In the case of Flatbush Towers, two small schools are being proposed using public land and the accompanying air rights---an enormous boon to the developer and its partners. (They are asking for the equivalent of $300+ million in free air rights from the city and state.) There is also enormous concern the development will encourage such a large influx of people to the area that the new schools will "barely cover" the new population and actually result in a net LOSS of school seats.

Meanwhile, everything that we recognize as truly unique to NYC--from the longstanding independent small businesses, to the architecture, to the divergent and multicultural populations reflected in every walk of life including the cornucopia of food choices, to our very own heritage--is being systematically dismantled block by block, street by street, community by community. I've previously written on EAP about the loss of unofficial landmarks, like Indian Row in the East Village, the garment center and diamond district. 

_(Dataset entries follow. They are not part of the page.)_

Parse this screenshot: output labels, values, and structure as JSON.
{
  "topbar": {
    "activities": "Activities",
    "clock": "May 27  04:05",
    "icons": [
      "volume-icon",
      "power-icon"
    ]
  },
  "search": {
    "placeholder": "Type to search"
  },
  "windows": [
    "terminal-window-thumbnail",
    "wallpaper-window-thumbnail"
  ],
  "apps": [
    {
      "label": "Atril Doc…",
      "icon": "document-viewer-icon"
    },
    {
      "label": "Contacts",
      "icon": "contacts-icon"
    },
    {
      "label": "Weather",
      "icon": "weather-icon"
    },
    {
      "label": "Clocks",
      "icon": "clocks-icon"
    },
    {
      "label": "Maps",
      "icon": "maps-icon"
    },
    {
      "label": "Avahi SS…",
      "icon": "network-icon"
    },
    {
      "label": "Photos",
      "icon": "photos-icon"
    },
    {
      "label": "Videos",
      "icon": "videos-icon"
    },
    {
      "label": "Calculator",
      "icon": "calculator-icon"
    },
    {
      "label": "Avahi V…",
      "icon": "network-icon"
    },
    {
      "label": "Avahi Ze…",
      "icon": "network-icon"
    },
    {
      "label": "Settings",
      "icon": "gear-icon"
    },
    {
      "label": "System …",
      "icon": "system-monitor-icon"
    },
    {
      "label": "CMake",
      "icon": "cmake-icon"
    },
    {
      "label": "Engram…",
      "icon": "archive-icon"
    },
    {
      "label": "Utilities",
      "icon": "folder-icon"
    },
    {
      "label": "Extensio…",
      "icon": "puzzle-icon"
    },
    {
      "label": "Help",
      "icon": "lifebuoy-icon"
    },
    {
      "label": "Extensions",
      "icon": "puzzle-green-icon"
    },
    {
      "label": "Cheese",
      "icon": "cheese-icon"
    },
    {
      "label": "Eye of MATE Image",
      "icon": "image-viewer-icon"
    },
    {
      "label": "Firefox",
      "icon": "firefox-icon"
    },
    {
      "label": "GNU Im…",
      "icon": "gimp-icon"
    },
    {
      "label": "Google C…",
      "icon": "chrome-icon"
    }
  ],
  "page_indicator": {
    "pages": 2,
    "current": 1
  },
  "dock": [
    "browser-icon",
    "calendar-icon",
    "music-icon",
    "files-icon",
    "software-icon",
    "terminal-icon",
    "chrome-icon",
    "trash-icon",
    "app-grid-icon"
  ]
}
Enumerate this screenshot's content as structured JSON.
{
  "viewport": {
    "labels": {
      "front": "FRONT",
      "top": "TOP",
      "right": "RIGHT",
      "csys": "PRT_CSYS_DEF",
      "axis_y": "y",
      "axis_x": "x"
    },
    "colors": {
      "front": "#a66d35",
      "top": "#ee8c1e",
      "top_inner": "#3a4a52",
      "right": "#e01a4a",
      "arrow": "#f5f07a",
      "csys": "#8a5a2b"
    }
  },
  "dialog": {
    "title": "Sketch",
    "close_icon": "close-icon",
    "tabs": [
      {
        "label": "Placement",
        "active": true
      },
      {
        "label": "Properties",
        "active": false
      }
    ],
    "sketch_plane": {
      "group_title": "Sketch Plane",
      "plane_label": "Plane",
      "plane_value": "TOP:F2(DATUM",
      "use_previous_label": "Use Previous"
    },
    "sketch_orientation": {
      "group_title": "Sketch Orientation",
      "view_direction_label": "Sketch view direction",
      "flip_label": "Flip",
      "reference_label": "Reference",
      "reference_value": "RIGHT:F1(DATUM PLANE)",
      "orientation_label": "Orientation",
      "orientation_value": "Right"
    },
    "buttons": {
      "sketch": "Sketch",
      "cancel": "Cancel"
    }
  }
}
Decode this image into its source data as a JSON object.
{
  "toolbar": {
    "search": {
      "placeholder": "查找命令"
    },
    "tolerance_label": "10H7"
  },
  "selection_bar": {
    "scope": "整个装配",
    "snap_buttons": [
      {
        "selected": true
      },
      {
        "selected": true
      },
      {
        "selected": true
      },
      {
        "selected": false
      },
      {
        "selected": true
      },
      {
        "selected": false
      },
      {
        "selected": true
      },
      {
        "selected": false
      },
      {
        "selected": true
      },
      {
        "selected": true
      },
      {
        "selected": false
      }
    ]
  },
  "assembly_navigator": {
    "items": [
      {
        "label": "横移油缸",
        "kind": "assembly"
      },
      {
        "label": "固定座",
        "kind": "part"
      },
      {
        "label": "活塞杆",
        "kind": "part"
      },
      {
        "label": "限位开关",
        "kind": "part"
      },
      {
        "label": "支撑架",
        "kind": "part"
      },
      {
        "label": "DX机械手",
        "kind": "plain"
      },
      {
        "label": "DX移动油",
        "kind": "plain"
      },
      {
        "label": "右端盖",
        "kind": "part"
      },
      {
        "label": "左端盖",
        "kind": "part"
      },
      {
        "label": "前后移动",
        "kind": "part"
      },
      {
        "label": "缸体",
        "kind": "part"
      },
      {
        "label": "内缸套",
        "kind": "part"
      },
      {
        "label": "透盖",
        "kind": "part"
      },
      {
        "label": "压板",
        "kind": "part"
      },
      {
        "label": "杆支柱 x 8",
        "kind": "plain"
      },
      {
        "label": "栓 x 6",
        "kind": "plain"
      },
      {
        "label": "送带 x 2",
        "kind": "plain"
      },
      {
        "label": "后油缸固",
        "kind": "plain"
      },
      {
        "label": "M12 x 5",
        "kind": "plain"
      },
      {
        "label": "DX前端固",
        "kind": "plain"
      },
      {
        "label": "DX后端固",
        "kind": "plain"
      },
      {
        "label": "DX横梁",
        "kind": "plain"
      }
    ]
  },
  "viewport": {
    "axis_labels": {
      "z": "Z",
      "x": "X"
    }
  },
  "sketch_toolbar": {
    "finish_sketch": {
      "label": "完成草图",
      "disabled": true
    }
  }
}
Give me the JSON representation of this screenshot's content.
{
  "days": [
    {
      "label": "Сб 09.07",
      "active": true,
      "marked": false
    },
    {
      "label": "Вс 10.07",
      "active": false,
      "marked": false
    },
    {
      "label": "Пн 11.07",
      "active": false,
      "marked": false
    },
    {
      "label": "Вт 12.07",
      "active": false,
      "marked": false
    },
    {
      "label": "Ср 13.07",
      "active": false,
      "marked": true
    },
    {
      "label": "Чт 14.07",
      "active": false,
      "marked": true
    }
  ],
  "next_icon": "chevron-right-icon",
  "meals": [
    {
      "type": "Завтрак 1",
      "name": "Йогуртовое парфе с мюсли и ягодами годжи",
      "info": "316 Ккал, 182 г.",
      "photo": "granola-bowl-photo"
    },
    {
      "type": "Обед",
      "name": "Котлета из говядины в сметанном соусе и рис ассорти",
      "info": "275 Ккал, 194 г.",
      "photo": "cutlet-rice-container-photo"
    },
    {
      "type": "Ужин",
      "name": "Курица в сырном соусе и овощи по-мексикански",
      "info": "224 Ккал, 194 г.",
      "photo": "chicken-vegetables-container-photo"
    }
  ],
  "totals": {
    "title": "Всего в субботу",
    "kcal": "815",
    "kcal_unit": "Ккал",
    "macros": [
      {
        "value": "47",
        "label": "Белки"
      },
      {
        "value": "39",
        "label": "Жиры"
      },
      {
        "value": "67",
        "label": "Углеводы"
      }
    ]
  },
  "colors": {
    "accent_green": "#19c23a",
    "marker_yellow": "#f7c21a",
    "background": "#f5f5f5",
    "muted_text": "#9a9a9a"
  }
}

The latest in danger of being added to this list is Tin Pan Alley, considered the birthplace of popular music and a bastion of NYC culture and history. Here is a Morning Show interview with one of the organizers trying to save TPA

Because of encroaching over-development and the peculiar circumstance of existing zoning which encourages hotel construction, it's well past time for the Department of City Planning (DCP) to intervene and stop the glut of hotels. The Landmarks Preservation Commission (LPC) has twice rejected landmarking designation because it has deemed the area lacking in architectural style--but have you ever walked around the neighborhood? If anything, the architecture is astounding. 

Tin Pan Alley and the larger at-risk area surrounding it called NoMad includes gems like "pre-Civil War Italianite row houses" and turn-of-the century buildings built in the "neo-Renaissance and/or Beaux Arts styles."  Throw in the historical significance of the block(s) and the case for protection is self-explanatory.  


What's been occurring--and permitted to occur by the city--at 85 Bowery in Chinatown is beyond a travesty. We've been consistently covering the plight of these tenants for the better part of two years on The Morning Show--something few local journalistic organizations can credibly maintain.

The evicted tenants resumed their hunger strike on May 30th, in their latest attempts to bring pressure to get back home. February 1st was the ostensible deadline the city gave the landlord to make "repairs" but here we are, in June. The city has done little-to-nothing to enforce its own time frame; meanwhile, dozens of people who are legally entitled to their apartments are still homeless.

According to organizers, the city keeps permitting the landlord to delay and stonewall--the repairs being the questionable justification to evict the rent-regulated tenants in the first place--after he spent years trying to shirk his responsibilities AND tried to illegally evict them.  

The city's Housing Preservation and Development (HPD) agency ignored the case for two years, after a 2016 Housing Court order mandated the fixes based on poor conditions. The city's Department of Buildings (DOB) and others like HPD even stood by as the landlord disposed into dumpsters tenants' belongings.

The entire drama is particularly galling because it's being played out during the administration of our self-described 'progressive' mayor---who has repeatedly failed to intervene on behalf of these beleaguered tenants and demand his own government agencies do their damned jobs. This is the same man whose initial campaign for the office focused on social justice and on the whole 'Tale of Two Cities' theme, apparently just a big canard that snookered voters and the press alike.

Update: The organizers of #85 Bowery have a 4pm Victory March planned for today at the entrance to City Hall.